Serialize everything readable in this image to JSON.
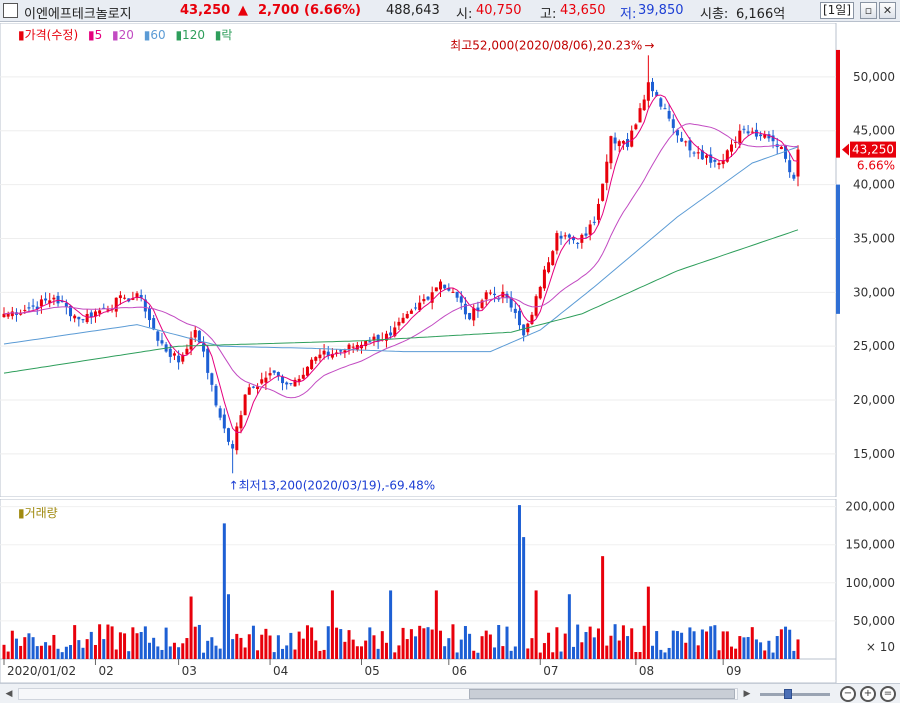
{
  "header": {
    "name": "이엔에프테크놀로지",
    "price": "43,250",
    "change_arrow": "▲",
    "change": "2,700",
    "change_pct": "(6.66%)",
    "volume": "488,643",
    "open_label": "시:",
    "open": "40,750",
    "high_label": "고:",
    "high": "43,650",
    "low_label": "저:",
    "low": "39,850",
    "mcap_label": "시총:",
    "mcap": "6,166억",
    "period": "[1일]",
    "btn_restore": "▫",
    "btn_close": "✕"
  },
  "legend": {
    "price": "▮가격(수정)",
    "ma5": "▮5",
    "ma20": "▮20",
    "ma60": "▮60",
    "ma120": "▮120",
    "other": "▮락"
  },
  "volume_legend": "▮거래량",
  "colors": {
    "up": "#e8000b",
    "down": "#1d5fd4",
    "ma5": "#e5007e",
    "ma20": "#c24bc2",
    "ma60": "#5b9bd5",
    "ma120": "#2e9e5b"
  },
  "chart_data": [
    {
      "type": "candlestick",
      "ylim": [
        11000,
        55000
      ],
      "y_ticks": [
        "50,000",
        "45,000",
        "40,000",
        "35,000",
        "30,000",
        "25,000",
        "20,000",
        "15,000"
      ],
      "y_tick_values": [
        50000,
        45000,
        40000,
        35000,
        30000,
        25000,
        20000,
        15000
      ],
      "current_price_label": "43,250",
      "current_change_label": "6.66%",
      "annotation_high": "최고52,000(2020/08/06),20.23%",
      "annotation_low": "최저13,200(2020/03/19),-69.48%",
      "anchors": [
        [
          "2020/01/02",
          28000
        ],
        [
          "2020/01/10",
          28500
        ],
        [
          "2020/01/20",
          29500
        ],
        [
          "2020/01/28",
          27500
        ],
        [
          "2020/02/05",
          28500
        ],
        [
          "2020/02/12",
          29500
        ],
        [
          "2020/02/18",
          29500
        ],
        [
          "2020/02/24",
          25500
        ],
        [
          "2020/03/02",
          23500
        ],
        [
          "2020/03/06",
          26500
        ],
        [
          "2020/03/10",
          24500
        ],
        [
          "2020/03/13",
          19500
        ],
        [
          "2020/03/19",
          15500
        ],
        [
          "2020/03/24",
          20500
        ],
        [
          "2020/04/01",
          22500
        ],
        [
          "2020/04/08",
          21500
        ],
        [
          "2020/04/16",
          24000
        ],
        [
          "2020/04/24",
          24500
        ],
        [
          "2020/05/04",
          25500
        ],
        [
          "2020/05/12",
          26000
        ],
        [
          "2020/05/20",
          28500
        ],
        [
          "2020/05/28",
          31000
        ],
        [
          "2020/06/03",
          29500
        ],
        [
          "2020/06/08",
          27500
        ],
        [
          "2020/06/12",
          30000
        ],
        [
          "2020/06/19",
          29500
        ],
        [
          "2020/06/25",
          26000
        ],
        [
          "2020/07/01",
          30500
        ],
        [
          "2020/07/07",
          35500
        ],
        [
          "2020/07/14",
          34500
        ],
        [
          "2020/07/20",
          36500
        ],
        [
          "2020/07/24",
          44500
        ],
        [
          "2020/07/30",
          43500
        ],
        [
          "2020/08/06",
          49500
        ],
        [
          "2020/08/12",
          47000
        ],
        [
          "2020/08/18",
          44000
        ],
        [
          "2020/08/24",
          43000
        ],
        [
          "2020/08/31",
          42000
        ],
        [
          "2020/09/07",
          45000
        ],
        [
          "2020/09/14",
          44500
        ],
        [
          "2020/09/21",
          43500
        ],
        [
          "2020/09/24",
          40550
        ],
        [
          "2020/09/25",
          43250
        ]
      ],
      "ma60_points": [
        [
          "2020/01/02",
          25200
        ],
        [
          "2020/02/15",
          27000
        ],
        [
          "2020/03/15",
          25000
        ],
        [
          "2020/04/15",
          24800
        ],
        [
          "2020/05/15",
          24500
        ],
        [
          "2020/06/15",
          24500
        ],
        [
          "2020/07/01",
          26500
        ],
        [
          "2020/07/20",
          30500
        ],
        [
          "2020/08/15",
          37000
        ],
        [
          "2020/09/10",
          42000
        ],
        [
          "2020/09/25",
          43500
        ]
      ],
      "ma120_points": [
        [
          "2020/01/02",
          22500
        ],
        [
          "2020/03/01",
          25000
        ],
        [
          "2020/05/01",
          25500
        ],
        [
          "2020/06/20",
          26300
        ],
        [
          "2020/07/15",
          28000
        ],
        [
          "2020/08/15",
          32000
        ],
        [
          "2020/09/25",
          35800
        ]
      ]
    },
    {
      "type": "bar",
      "ylim": [
        0,
        210000
      ],
      "y_ticks": [
        "200,000",
        "150,000",
        "100,000",
        "50,000"
      ],
      "y_tick_values": [
        200000,
        150000,
        100000,
        50000
      ],
      "unit_label": "× 10",
      "spikes": [
        [
          "2020/03/17",
          178000
        ],
        [
          "2020/03/18",
          85000
        ],
        [
          "2020/03/05",
          82000
        ],
        [
          "2020/06/24",
          202000
        ],
        [
          "2020/06/25",
          160000
        ],
        [
          "2020/06/30",
          90000
        ],
        [
          "2020/07/22",
          135000
        ],
        [
          "2020/07/10",
          85000
        ],
        [
          "2020/05/27",
          90000
        ],
        [
          "2020/05/12",
          90000
        ],
        [
          "2020/04/22",
          90000
        ],
        [
          "2020/08/06",
          95000
        ]
      ]
    }
  ],
  "x_axis": {
    "labels": [
      "2020/01/02",
      "02",
      "03",
      "04",
      "05",
      "06",
      "07",
      "08",
      "09"
    ],
    "dates": [
      "2020/01/02",
      "2020/02/01",
      "2020/03/01",
      "2020/04/01",
      "2020/05/01",
      "2020/06/01",
      "2020/07/01",
      "2020/08/01",
      "2020/09/01"
    ]
  }
}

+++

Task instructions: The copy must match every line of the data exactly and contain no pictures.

Response to this task:
Serialize everything readable in this image to JSON.
{
  "header": {
    "name": "이엔에프테크놀로지",
    "price": "43,250",
    "change_arrow": "▲",
    "change": "2,700",
    "change_pct": "(6.66%)",
    "volume": "488,643",
    "open_label": "시:",
    "open": "40,750",
    "high_label": "고:",
    "high": "43,650",
    "low_label": "저:",
    "low": "39,850",
    "mcap_label": "시총:",
    "mcap": "6,166억",
    "period": "[1일]",
    "btn_restore": "▫",
    "btn_close": "✕"
  },
  "legend": {
    "price": "▮가격(수정)",
    "ma5": "▮5",
    "ma20": "▮20",
    "ma60": "▮60",
    "ma120": "▮120",
    "other": "▮락"
  },
  "volume_legend": "▮거래량",
  "colors": {
    "up": "#e8000b",
    "down": "#1d5fd4",
    "ma5": "#e5007e",
    "ma20": "#c24bc2",
    "ma60": "#5b9bd5",
    "ma120": "#2e9e5b"
  },
  "chart_data": [
    {
      "type": "candlestick",
      "ylim": [
        11000,
        55000
      ],
      "y_ticks": [
        "50,000",
        "45,000",
        "40,000",
        "35,000",
        "30,000",
        "25,000",
        "20,000",
        "15,000"
      ],
      "y_tick_values": [
        50000,
        45000,
        40000,
        35000,
        30000,
        25000,
        20000,
        15000
      ],
      "current_price_label": "43,250",
      "current_change_label": "6.66%",
      "annotation_high": "최고52,000(2020/08/06),20.23%",
      "annotation_low": "최저13,200(2020/03/19),-69.48%",
      "anchors": [
        [
          "2020/01/02",
          28000
        ],
        [
          "2020/01/10",
          28500
        ],
        [
          "2020/01/20",
          29500
        ],
        [
          "2020/01/28",
          27500
        ],
        [
          "2020/02/05",
          28500
        ],
        [
          "2020/02/12",
          29500
        ],
        [
          "2020/02/18",
          29500
        ],
        [
          "2020/02/24",
          25500
        ],
        [
          "2020/03/02",
          23500
        ],
        [
          "2020/03/06",
          26500
        ],
        [
          "2020/03/10",
          24500
        ],
        [
          "2020/03/13",
          19500
        ],
        [
          "2020/03/19",
          15500
        ],
        [
          "2020/03/24",
          20500
        ],
        [
          "2020/04/01",
          22500
        ],
        [
          "2020/04/08",
          21500
        ],
        [
          "2020/04/16",
          24000
        ],
        [
          "2020/04/24",
          24500
        ],
        [
          "2020/05/04",
          25500
        ],
        [
          "2020/05/12",
          26000
        ],
        [
          "2020/05/20",
          28500
        ],
        [
          "2020/05/28",
          31000
        ],
        [
          "2020/06/03",
          29500
        ],
        [
          "2020/06/08",
          27500
        ],
        [
          "2020/06/12",
          30000
        ],
        [
          "2020/06/19",
          29500
        ],
        [
          "2020/06/25",
          26000
        ],
        [
          "2020/07/01",
          30500
        ],
        [
          "2020/07/07",
          35500
        ],
        [
          "2020/07/14",
          34500
        ],
        [
          "2020/07/20",
          36500
        ],
        [
          "2020/07/24",
          44500
        ],
        [
          "2020/07/30",
          43500
        ],
        [
          "2020/08/06",
          49500
        ],
        [
          "2020/08/12",
          47000
        ],
        [
          "2020/08/18",
          44000
        ],
        [
          "2020/08/24",
          43000
        ],
        [
          "2020/08/31",
          42000
        ],
        [
          "2020/09/07",
          45000
        ],
        [
          "2020/09/14",
          44500
        ],
        [
          "2020/09/21",
          43500
        ],
        [
          "2020/09/24",
          40550
        ],
        [
          "2020/09/25",
          43250
        ]
      ],
      "ma60_points": [
        [
          "2020/01/02",
          25200
        ],
        [
          "2020/02/15",
          27000
        ],
        [
          "2020/03/15",
          25000
        ],
        [
          "2020/04/15",
          24800
        ],
        [
          "2020/05/15",
          24500
        ],
        [
          "2020/06/15",
          24500
        ],
        [
          "2020/07/01",
          26500
        ],
        [
          "2020/07/20",
          30500
        ],
        [
          "2020/08/15",
          37000
        ],
        [
          "2020/09/10",
          42000
        ],
        [
          "2020/09/25",
          43500
        ]
      ],
      "ma120_points": [
        [
          "2020/01/02",
          22500
        ],
        [
          "2020/03/01",
          25000
        ],
        [
          "2020/05/01",
          25500
        ],
        [
          "2020/06/20",
          26300
        ],
        [
          "2020/07/15",
          28000
        ],
        [
          "2020/08/15",
          32000
        ],
        [
          "2020/09/25",
          35800
        ]
      ]
    },
    {
      "type": "bar",
      "ylim": [
        0,
        210000
      ],
      "y_ticks": [
        "200,000",
        "150,000",
        "100,000",
        "50,000"
      ],
      "y_tick_values": [
        200000,
        150000,
        100000,
        50000
      ],
      "unit_label": "× 10",
      "spikes": [
        [
          "2020/03/17",
          178000
        ],
        [
          "2020/03/18",
          85000
        ],
        [
          "2020/03/05",
          82000
        ],
        [
          "2020/06/24",
          202000
        ],
        [
          "2020/06/25",
          160000
        ],
        [
          "2020/06/30",
          90000
        ],
        [
          "2020/07/22",
          135000
        ],
        [
          "2020/07/10",
          85000
        ],
        [
          "2020/05/27",
          90000
        ],
        [
          "2020/05/12",
          90000
        ],
        [
          "2020/04/22",
          90000
        ],
        [
          "2020/08/06",
          95000
        ]
      ]
    }
  ],
  "x_axis": {
    "labels": [
      "2020/01/02",
      "02",
      "03",
      "04",
      "05",
      "06",
      "07",
      "08",
      "09"
    ],
    "dates": [
      "2020/01/02",
      "2020/02/01",
      "2020/03/01",
      "2020/04/01",
      "2020/05/01",
      "2020/06/01",
      "2020/07/01",
      "2020/08/01",
      "2020/09/01"
    ]
  }
}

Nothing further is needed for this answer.